Hello!

My question is very simple. I know that the diameter of Hamming graph H(d, 3) is d.

I just want to know how to prove this?

Thanks for answers ...(Talking) - May 14th 2012, 02:34 PMwsldamRe: DIAMETER OF HAMMING GRAPH H(d, 3)
Sketch: Let ($\displaystyle a_1, a_2, ..., a_d)$) and ($\displaystyle b_1, b_2, ..., b_d)$) vertices in the graph. Then ($\displaystyle a_1, a_2, ..., a_d)$) is adjacent to ($\displaystyle b_1, a_2, ..., a_d)$). Continuing we have that a path of length d exists from ($\displaystyle a_1, a_2, ..., a_d)$) to ($\displaystyle b_1, b_2, ..., b_d)$). Thus the minimum eccentricity of a vertex is d. But note that we can do this for any pair so the max eccentricity is d as well. It follows that the diameter is d.

- May 16th 2012, 12:52 PMlebdimRe: DIAMETER OF HAMMING GRAPH H(d, 3)
did you mean in second sentence that (a1, a2, ..., ad) is adjacent to (b1, b2, ..., bd)?

- May 16th 2012, 02:24 PMwsldamRe: DIAMETER OF HAMMING GRAPH H(d, 3)
No, what is written is correct.

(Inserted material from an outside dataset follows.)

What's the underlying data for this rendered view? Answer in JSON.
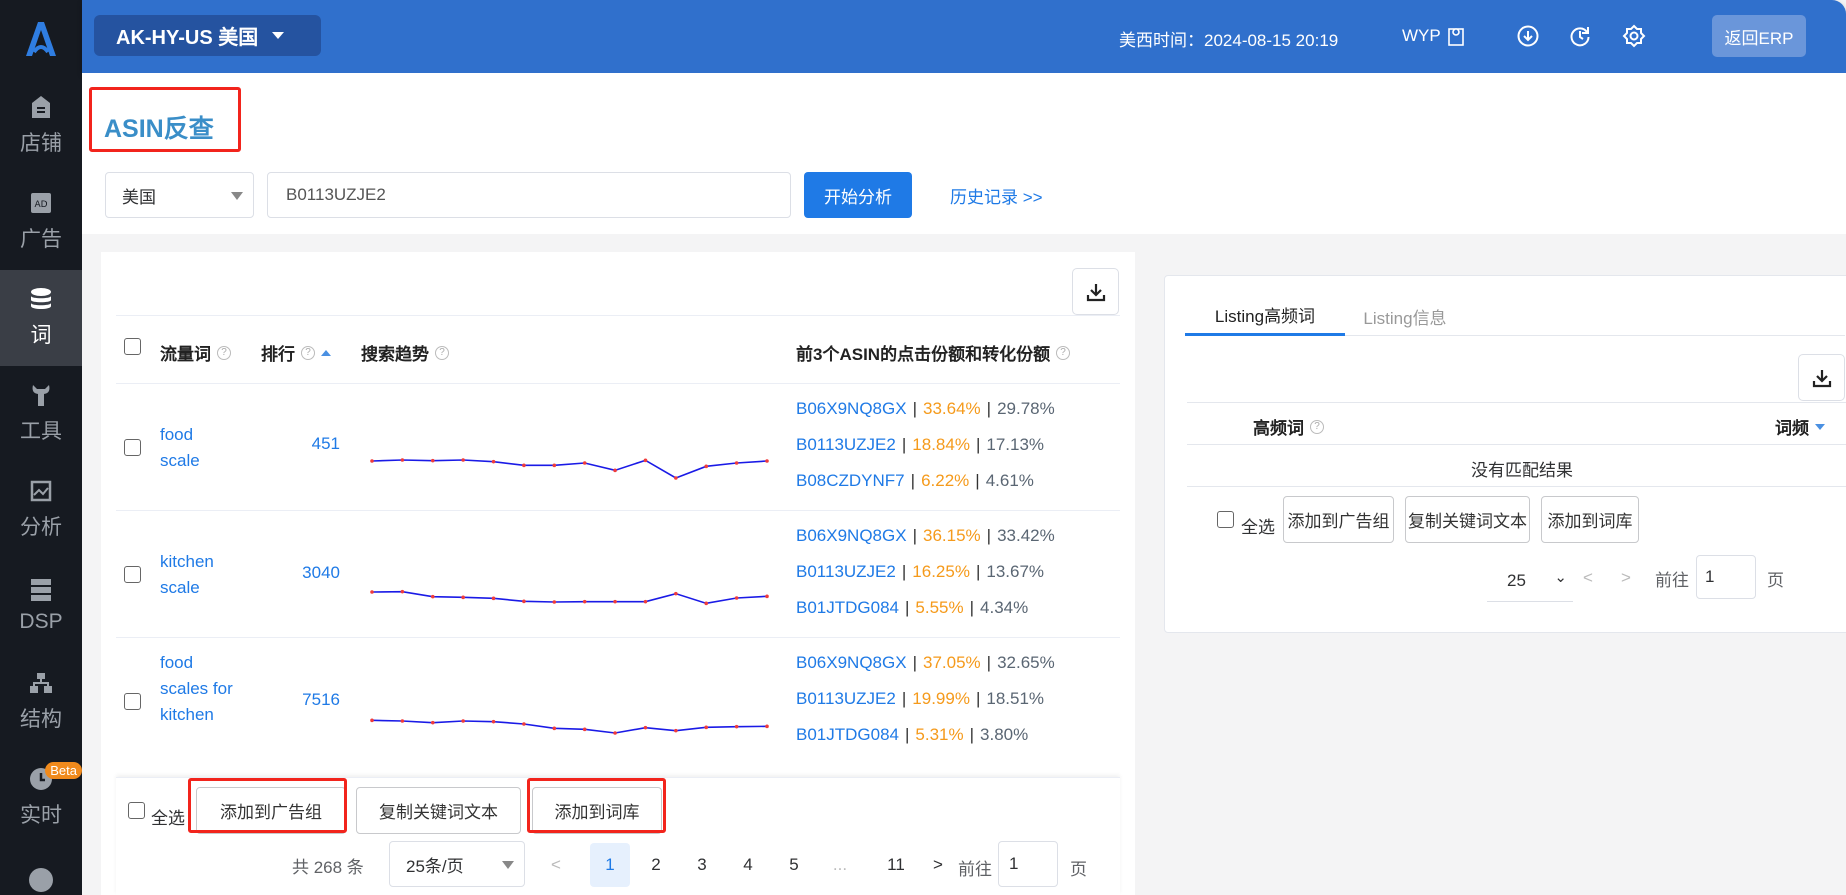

Because we are in a Hamming Graph vertices are adjacent if and only if they differ by a single term. So what I am doing is constructing a path using vertices that are known to be adjacent. So constructing the path I am describing actually has 'd' steps, but I only explicitly showed one. (This is the main reason the eccentricity is 'd')